When you are asked to prepare a biosketch for a research grant, you should adapt the personal statement of the biosketch to highlight the specific skills that you have that would be needed for this grant. This is the wrong time to be bashful. Find anything that you can brag about that would be relevant.
For most of the grants I am on, the only thing worth highlighting is my experience in statistical consulting and my track record of peer-reviewed publication, so I really don’t change the personal statement all that much. I might add a sentence or two about how many of my consulting projects or publications have specialized in X, where X is the medical specialty or discipline associated with that grant. Recently, though, I had to submit a grant where I needed to emphasize things beyond just my statistical consulting skills. This included (1) my knowledge and bakground in the ethical conduct of research, (2) my familiarity with a particular statistical methodology, and (3) my skills in programming. Here’s what I wrote:
As a statistical consultant with over 30 years of experience, I fervently believe that statisticians play one of the most important roles in insuring the ethical conduct of research. We consultants are often the first ones to discuss with the researcher pivotal issues in research that are fundamental in the careful balance between the needs of the scientists and the respect for the human volunteers who will participate in the research. This belief has been reflected in all of my work experiences, as well. In my twelve years as a statistical consultant at Children’s Mercy Hospital, I worked closely with their Institutional Review Board (IRB) to develop and teach continuing education classes on the ethical conduct of research. I also served for six years as vice chairman for an executive committee at Kansas University Medical Center that provided oversight for every Data Safety and Monitoring Board that was needed for research. At my current job at the University of Missouri-Kansas City, I assisted with the overhaul of the Responsible Conduct of Research class and have provided several guest lectures. I write regularly about ethical issues associated with statistical design issues for my website (www.pmean.com) and blog (blog.pmean.com).

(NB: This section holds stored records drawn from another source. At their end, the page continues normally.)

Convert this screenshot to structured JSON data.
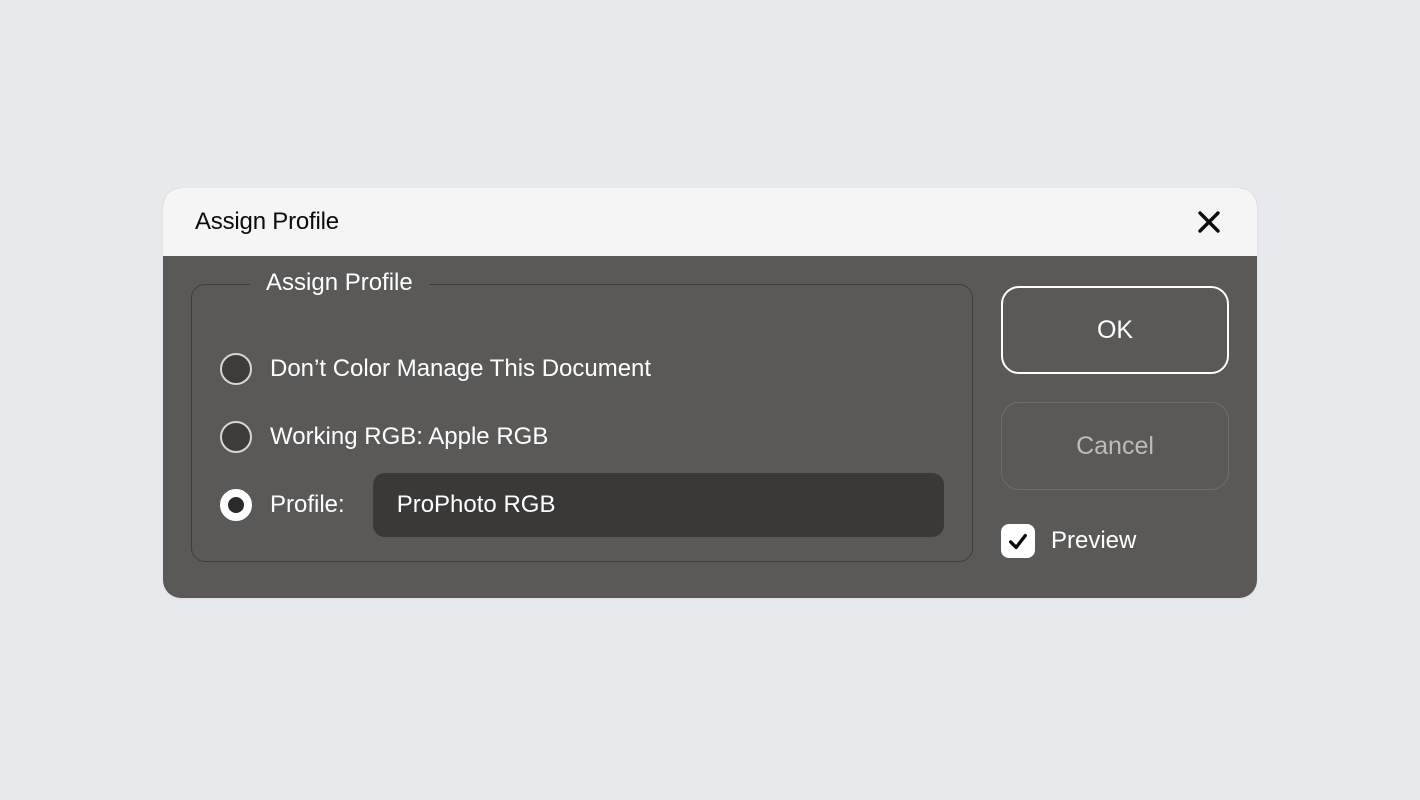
{
  "dialog": {
    "title": "Assign Profile",
    "close_icon": "close"
  },
  "fieldset": {
    "legend": "Assign Profile",
    "options": [
      {
        "label": "Don’t Color Manage This Document",
        "selected": false
      },
      {
        "label": "Working RGB: Apple RGB",
        "selected": false
      },
      {
        "label": "Profile:",
        "selected": true
      }
    ],
    "profile_value": "ProPhoto RGB"
  },
  "buttons": {
    "ok": "OK",
    "cancel": "Cancel"
  },
  "preview": {
    "label": "Preview",
    "checked": true
  }
}
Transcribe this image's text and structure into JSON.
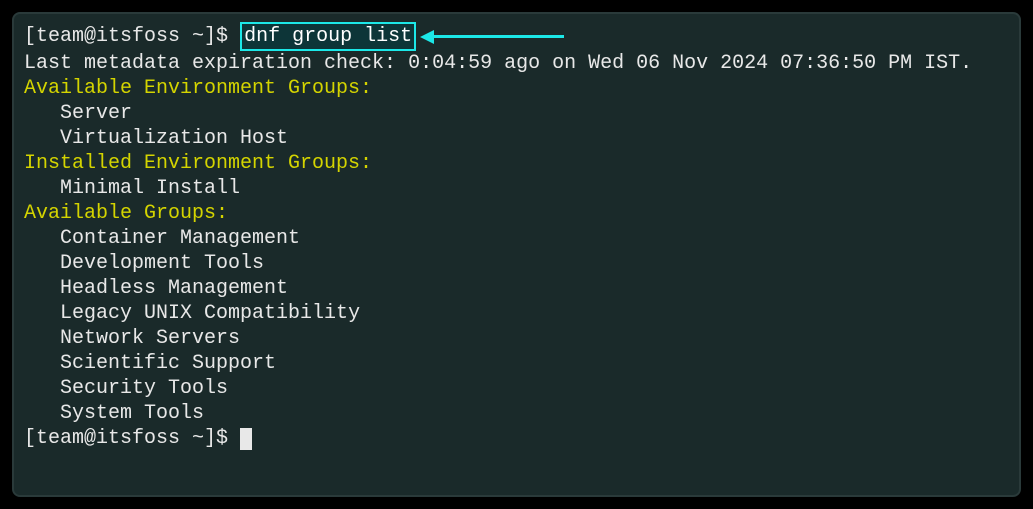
{
  "prompt": {
    "user_host": "[team@itsfoss ~]$",
    "command": "dnf group list"
  },
  "output": {
    "metadata_line": "Last metadata expiration check: 0:04:59 ago on Wed 06 Nov 2024 07:36:50 PM IST.",
    "sections": {
      "available_env": {
        "title": "Available Environment Groups:",
        "items": [
          "Server",
          "Virtualization Host"
        ]
      },
      "installed_env": {
        "title": "Installed Environment Groups:",
        "items": [
          "Minimal Install"
        ]
      },
      "available_groups": {
        "title": "Available Groups:",
        "items": [
          "Container Management",
          "Development Tools",
          "Headless Management",
          "Legacy UNIX Compatibility",
          "Network Servers",
          "Scientific Support",
          "Security Tools",
          "System Tools"
        ]
      }
    },
    "final_prompt": "[team@itsfoss ~]$ "
  }
}
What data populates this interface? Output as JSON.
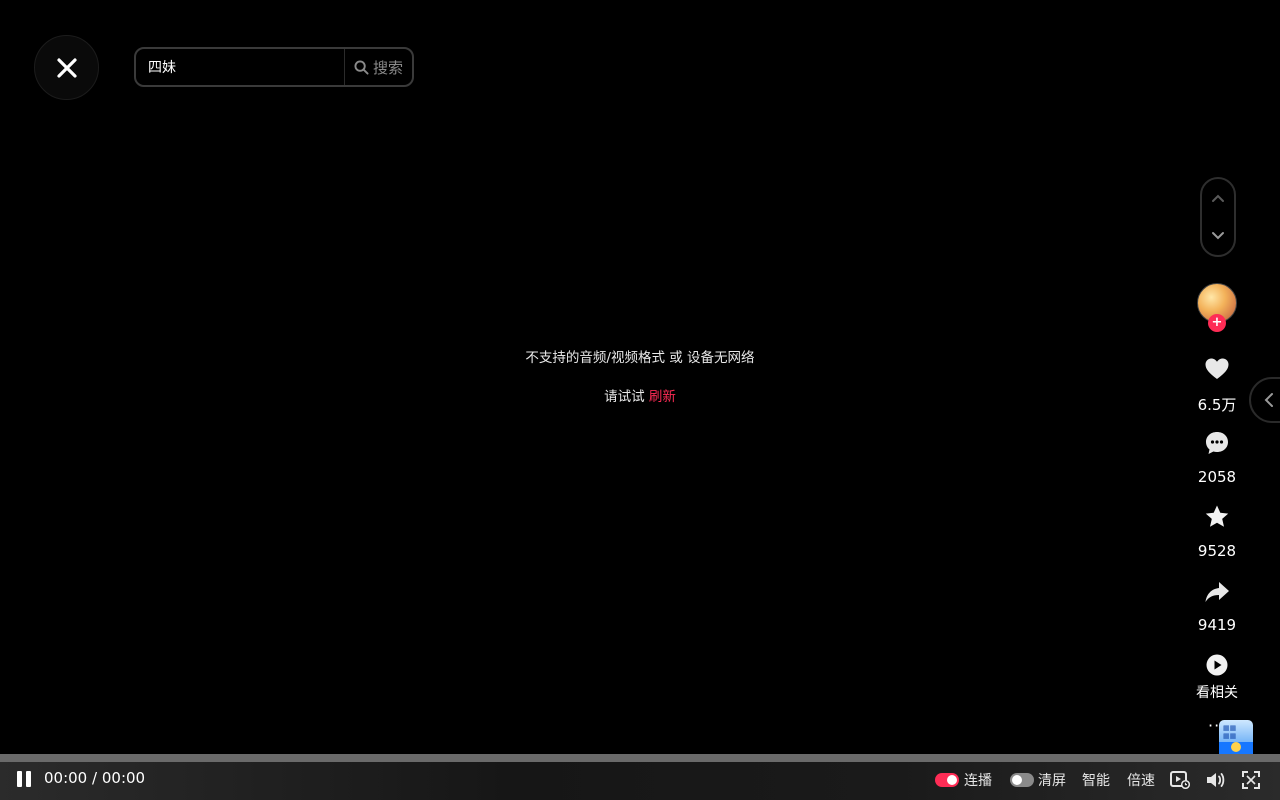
{
  "search": {
    "value": "四妹",
    "button_label": "搜索"
  },
  "player": {
    "error_message": "不支持的音频/视频格式 或 设备无网络",
    "retry_prefix": "请试试",
    "refresh_label": "刷新",
    "progress_fraction": 0,
    "current_time": "00:00",
    "separator": "/",
    "duration": "00:00"
  },
  "side_actions": {
    "follow_badge": "+",
    "like_count": "6.5万",
    "comment_count": "2058",
    "favorite_count": "9528",
    "share_count": "9419",
    "related_label": "看相关",
    "more_label": "···"
  },
  "controls": {
    "autoplay_label": "连播",
    "autoplay_on": true,
    "clear_screen_label": "清屏",
    "clear_screen_on": false,
    "smart_label": "智能",
    "speed_label": "倍速"
  },
  "colors": {
    "accent": "#fe2c55",
    "background": "#000000"
  },
  "icons": [
    "close-icon",
    "search-icon",
    "chevron-up-icon",
    "chevron-down-icon",
    "heart-icon",
    "comment-icon",
    "star-icon",
    "share-icon",
    "play-circle-icon",
    "chevron-left-icon",
    "pause-icon",
    "pip-icon",
    "volume-icon",
    "fullscreen-icon"
  ]
}
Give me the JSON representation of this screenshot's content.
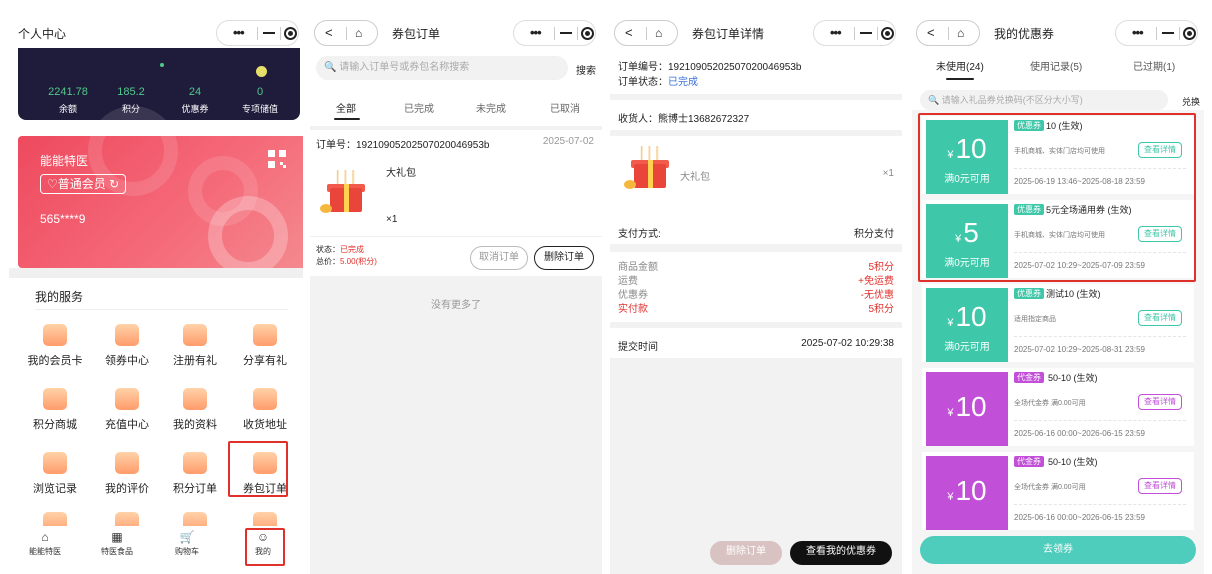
{
  "panel1": {
    "title": "个人中心",
    "stats": [
      {
        "value": "2241.78",
        "label": "余额"
      },
      {
        "value": "185.2",
        "label": "积分"
      },
      {
        "value": "24",
        "label": "优惠券"
      },
      {
        "value": "0",
        "label": "专项储值"
      }
    ],
    "card": {
      "name": "能能特医",
      "member": "♡普通会员 ↻",
      "phone": "565****9"
    },
    "services_title": "我的服务",
    "services": [
      "我的会员卡",
      "领券中心",
      "注册有礼",
      "分享有礼",
      "积分商城",
      "充值中心",
      "我的资料",
      "收货地址",
      "浏览记录",
      "我的评价",
      "积分订单",
      "券包订单"
    ],
    "tabs": [
      {
        "icon": "⌂",
        "label": "能能特医"
      },
      {
        "icon": "▦",
        "label": "特医食品"
      },
      {
        "icon": "🛒",
        "label": "购物车"
      },
      {
        "icon": "☺",
        "label": "我的"
      }
    ]
  },
  "panel2": {
    "title": "券包订单",
    "search_placeholder": "请输入订单号或券包名称搜索",
    "search_btn": "搜索",
    "tabs": [
      "全部",
      "已完成",
      "未完成",
      "已取消"
    ],
    "order": {
      "no": "订单号：19210905202507020046953b",
      "date": "2025-07-02",
      "product": "大礼包",
      "qty": "×1",
      "status_label": "状态：",
      "status": "已完成",
      "total_label": "总价：",
      "total": "5.00(积分)",
      "cancel": "取消订单",
      "delete": "删除订单"
    },
    "no_more": "没有更多了"
  },
  "panel3": {
    "title": "券包订单详情",
    "order_no": "订单编号：19210905202507020046953b",
    "status_label": "订单状态：",
    "status": "已完成",
    "receiver": "收货人：熊博士13682672327",
    "product": "大礼包",
    "qty": "×1",
    "pay_label": "支付方式:",
    "pay_value": "积分支付",
    "amounts": [
      {
        "k": "商品金额",
        "v": "5积分"
      },
      {
        "k": "运费",
        "v": "+免运费"
      },
      {
        "k": "优惠券",
        "v": "-无优惠"
      },
      {
        "k": "实付款",
        "v": "5积分"
      }
    ],
    "time_label": "提交时间",
    "time_value": "2025-07-02 10:29:38",
    "btn_delete": "删除订单",
    "btn_coupon": "查看我的优惠券"
  },
  "panel4": {
    "title": "我的优惠券",
    "tabs": [
      "未使用(24)",
      "使用记录(5)",
      "已过期(1)"
    ],
    "search_placeholder": "请输入礼品券兑换码(不区分大小写)",
    "search_btn": "兑换",
    "coupons": [
      {
        "badge": "优惠券",
        "name": "10 (生效)",
        "currency": "¥",
        "amount": "10",
        "cond": "满0元可用",
        "desc": "手机商城、实体门店均可使用",
        "view": "查看详情",
        "date": "2025-06-19 13:46~2025-08-18 23:59",
        "color": "#3ec7a8"
      },
      {
        "badge": "优惠券",
        "name": "5元全场通用券 (生效)",
        "currency": "¥",
        "amount": "5",
        "cond": "满0元可用",
        "desc": "手机商城、实体门店均可使用",
        "view": "查看详情",
        "date": "2025-07-02 10:29~2025-07-09 23:59",
        "color": "#3ec7a8"
      },
      {
        "badge": "优惠券",
        "name": "测试10 (生效)",
        "currency": "¥",
        "amount": "10",
        "cond": "满0元可用",
        "desc": "适用指定商品",
        "view": "查看详情",
        "date": "2025-07-02 10:29~2025-08-31 23:59",
        "color": "#3ec7a8"
      },
      {
        "badge": "代金券",
        "name": "50-10 (生效)",
        "currency": "¥",
        "amount": "10",
        "cond": "",
        "desc": "全场代金券 满0.00可用",
        "view": "查看详情",
        "date": "2025-06-16 00:00~2026-06-15 23:59",
        "color": "#c14fd8"
      },
      {
        "badge": "代金券",
        "name": "50-10 (生效)",
        "currency": "¥",
        "amount": "10",
        "cond": "",
        "desc": "全场代金券 满0.00可用",
        "view": "查看详情",
        "date": "2025-06-16 00:00~2026-06-15 23:59",
        "color": "#c14fd8"
      }
    ],
    "get_btn": "去领券"
  }
}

As a consultant, I was so often asked to assist with decisions to close down studies because of delays in accrual that I decided to make this a research interest of mine. I conducted an audit of records at the Children’s Mercy IRB that quantified serious problems with failure to define accrual targets and the inability of more than 50% of those studies to meet the target enrollment figures. When I presented some of my preliminary thoughts on how to monitor accrual at the Biostatistics Journal Club at Kansas University Medical Center, Byron Gajewski suggested a Bayesian approach. The resulting collaboration has led to a series of publications and has attracted the interest and support of the University of Kansas Cancer Center.
I have an outstanding track record in dissemination of research results. I have over 80 peer reviewed publications, three of which have won awards. I have published a book about the statistical aspects of Evidence-Based Medicine and have a contract to produce a second book. I am the author of a website (www.pmean.com) with over 1,700 pages about Statistics, Evidence-Based Medicine, and research ethics. I also have an email newsletter about Statistics (The Monthly Mean) with over 500 subscribers.
I also have a strong programming background. I have working knowledge of almost every major Statistical package, and have published several articles back in the 1980s evaluating the numerical accuracy of regression and ANOVA procedures in these packages. I have presented seminars and taught short courses on programming in SAS, SPSS, and R. I submitted code in R to a programming contest sponsored by Revolution Analytics and won an honorable mention in that competition. I am currently the president of the Kansas City Area R Users group. I have made many presentations and demonstrations to this group and have also published many helpful R programming tips and resources on my website and blog. In August 2013, I attended a half day short course, “Practical Software Engineering for Statisticians” taught by Murray Stokely of Google, and gained valuable experience with software development methodologies (e.g., version control, unit testing), that are vital for production of software by a research team.